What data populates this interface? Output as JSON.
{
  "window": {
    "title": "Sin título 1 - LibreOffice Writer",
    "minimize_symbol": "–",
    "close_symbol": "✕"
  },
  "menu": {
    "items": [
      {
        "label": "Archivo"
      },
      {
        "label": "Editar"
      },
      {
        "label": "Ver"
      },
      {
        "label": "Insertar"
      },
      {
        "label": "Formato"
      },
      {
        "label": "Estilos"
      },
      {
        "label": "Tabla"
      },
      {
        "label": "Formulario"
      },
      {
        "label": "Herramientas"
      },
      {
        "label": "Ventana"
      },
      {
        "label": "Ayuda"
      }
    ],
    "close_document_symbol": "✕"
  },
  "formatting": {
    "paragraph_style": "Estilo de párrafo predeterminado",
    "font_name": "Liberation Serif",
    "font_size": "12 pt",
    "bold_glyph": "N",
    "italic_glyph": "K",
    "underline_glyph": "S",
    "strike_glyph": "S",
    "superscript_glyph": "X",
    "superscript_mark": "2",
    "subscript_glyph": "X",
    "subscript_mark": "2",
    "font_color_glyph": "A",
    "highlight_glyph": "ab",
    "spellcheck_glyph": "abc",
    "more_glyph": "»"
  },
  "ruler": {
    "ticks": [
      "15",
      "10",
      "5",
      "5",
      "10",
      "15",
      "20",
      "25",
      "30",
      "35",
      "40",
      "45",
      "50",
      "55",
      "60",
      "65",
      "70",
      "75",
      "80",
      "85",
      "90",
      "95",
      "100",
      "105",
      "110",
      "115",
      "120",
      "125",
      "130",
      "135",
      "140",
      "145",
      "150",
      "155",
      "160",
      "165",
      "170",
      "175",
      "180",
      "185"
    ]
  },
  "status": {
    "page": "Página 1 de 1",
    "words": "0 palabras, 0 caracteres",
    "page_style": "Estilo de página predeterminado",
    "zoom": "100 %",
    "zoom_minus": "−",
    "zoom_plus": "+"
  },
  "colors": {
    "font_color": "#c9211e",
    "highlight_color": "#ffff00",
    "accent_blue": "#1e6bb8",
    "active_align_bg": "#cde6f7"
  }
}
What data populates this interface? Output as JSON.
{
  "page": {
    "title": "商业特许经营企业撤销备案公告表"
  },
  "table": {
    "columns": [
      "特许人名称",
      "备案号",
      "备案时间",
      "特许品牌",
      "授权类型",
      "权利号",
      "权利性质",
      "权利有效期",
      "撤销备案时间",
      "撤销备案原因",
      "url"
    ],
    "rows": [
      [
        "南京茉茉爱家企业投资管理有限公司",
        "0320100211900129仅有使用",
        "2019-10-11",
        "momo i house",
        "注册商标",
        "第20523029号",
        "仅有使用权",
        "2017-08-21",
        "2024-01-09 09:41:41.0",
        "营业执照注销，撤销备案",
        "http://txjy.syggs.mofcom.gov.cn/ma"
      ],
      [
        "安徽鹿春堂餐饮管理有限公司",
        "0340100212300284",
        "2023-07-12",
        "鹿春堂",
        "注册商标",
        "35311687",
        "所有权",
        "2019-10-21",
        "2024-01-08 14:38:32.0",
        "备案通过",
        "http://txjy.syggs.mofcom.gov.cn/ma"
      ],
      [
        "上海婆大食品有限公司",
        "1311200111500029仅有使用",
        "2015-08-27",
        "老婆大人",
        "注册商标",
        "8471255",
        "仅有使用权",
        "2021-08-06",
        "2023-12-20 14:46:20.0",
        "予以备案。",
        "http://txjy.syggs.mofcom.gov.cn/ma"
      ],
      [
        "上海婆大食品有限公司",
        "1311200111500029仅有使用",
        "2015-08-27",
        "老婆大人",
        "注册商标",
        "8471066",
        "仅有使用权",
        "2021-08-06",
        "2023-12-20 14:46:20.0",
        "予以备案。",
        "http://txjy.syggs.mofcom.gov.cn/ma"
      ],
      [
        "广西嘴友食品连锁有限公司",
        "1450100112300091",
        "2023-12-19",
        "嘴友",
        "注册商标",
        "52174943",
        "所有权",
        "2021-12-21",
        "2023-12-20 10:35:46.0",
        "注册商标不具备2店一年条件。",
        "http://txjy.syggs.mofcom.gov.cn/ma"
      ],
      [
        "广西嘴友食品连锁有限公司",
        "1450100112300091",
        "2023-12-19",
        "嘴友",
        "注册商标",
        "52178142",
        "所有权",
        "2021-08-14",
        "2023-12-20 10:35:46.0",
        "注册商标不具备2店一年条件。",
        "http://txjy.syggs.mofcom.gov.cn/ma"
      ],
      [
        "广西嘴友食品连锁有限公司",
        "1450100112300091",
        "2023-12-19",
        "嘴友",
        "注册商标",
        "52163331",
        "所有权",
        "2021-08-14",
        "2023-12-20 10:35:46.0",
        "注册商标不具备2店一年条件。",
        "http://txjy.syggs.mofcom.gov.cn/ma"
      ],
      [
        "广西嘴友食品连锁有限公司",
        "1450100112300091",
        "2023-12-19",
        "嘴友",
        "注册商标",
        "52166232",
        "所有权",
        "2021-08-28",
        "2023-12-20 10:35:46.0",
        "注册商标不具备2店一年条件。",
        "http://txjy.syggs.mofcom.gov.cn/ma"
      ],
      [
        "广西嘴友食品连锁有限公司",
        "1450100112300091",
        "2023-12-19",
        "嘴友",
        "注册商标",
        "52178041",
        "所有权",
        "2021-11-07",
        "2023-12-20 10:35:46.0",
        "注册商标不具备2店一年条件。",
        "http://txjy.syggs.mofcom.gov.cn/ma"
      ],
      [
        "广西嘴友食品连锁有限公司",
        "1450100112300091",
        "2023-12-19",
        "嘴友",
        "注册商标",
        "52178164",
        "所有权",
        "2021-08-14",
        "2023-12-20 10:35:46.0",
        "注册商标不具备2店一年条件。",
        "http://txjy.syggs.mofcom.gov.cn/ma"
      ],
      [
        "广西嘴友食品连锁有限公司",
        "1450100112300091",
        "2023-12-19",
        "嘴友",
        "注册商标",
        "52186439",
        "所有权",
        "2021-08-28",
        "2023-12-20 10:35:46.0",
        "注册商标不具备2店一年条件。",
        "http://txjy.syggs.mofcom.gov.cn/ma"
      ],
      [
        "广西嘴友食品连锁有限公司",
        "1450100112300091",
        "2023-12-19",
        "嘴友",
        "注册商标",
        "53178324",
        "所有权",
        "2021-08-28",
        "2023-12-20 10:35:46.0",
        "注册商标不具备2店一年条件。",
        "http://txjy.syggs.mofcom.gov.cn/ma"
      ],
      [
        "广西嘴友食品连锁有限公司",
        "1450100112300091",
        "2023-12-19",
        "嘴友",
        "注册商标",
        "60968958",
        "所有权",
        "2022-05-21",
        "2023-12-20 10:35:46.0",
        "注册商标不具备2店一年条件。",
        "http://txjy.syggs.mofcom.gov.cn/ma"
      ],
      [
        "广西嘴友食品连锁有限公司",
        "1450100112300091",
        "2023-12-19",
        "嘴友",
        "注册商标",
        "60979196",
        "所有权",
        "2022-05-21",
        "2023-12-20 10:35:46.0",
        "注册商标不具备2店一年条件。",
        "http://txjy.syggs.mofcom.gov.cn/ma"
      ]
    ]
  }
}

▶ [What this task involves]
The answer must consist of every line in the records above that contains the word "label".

▶ [Task solution]
        "label": "Archivo"
        "label": "Editar"
        "label": "Ver"
        "label": "Insertar"
        "label": "Formato"
        "label": "Estilos"
        "label": "Tabla"
        "label": "Formulario"
        "label": "Herramientas"
        "label": "Ventana"
        "label": "Ayuda"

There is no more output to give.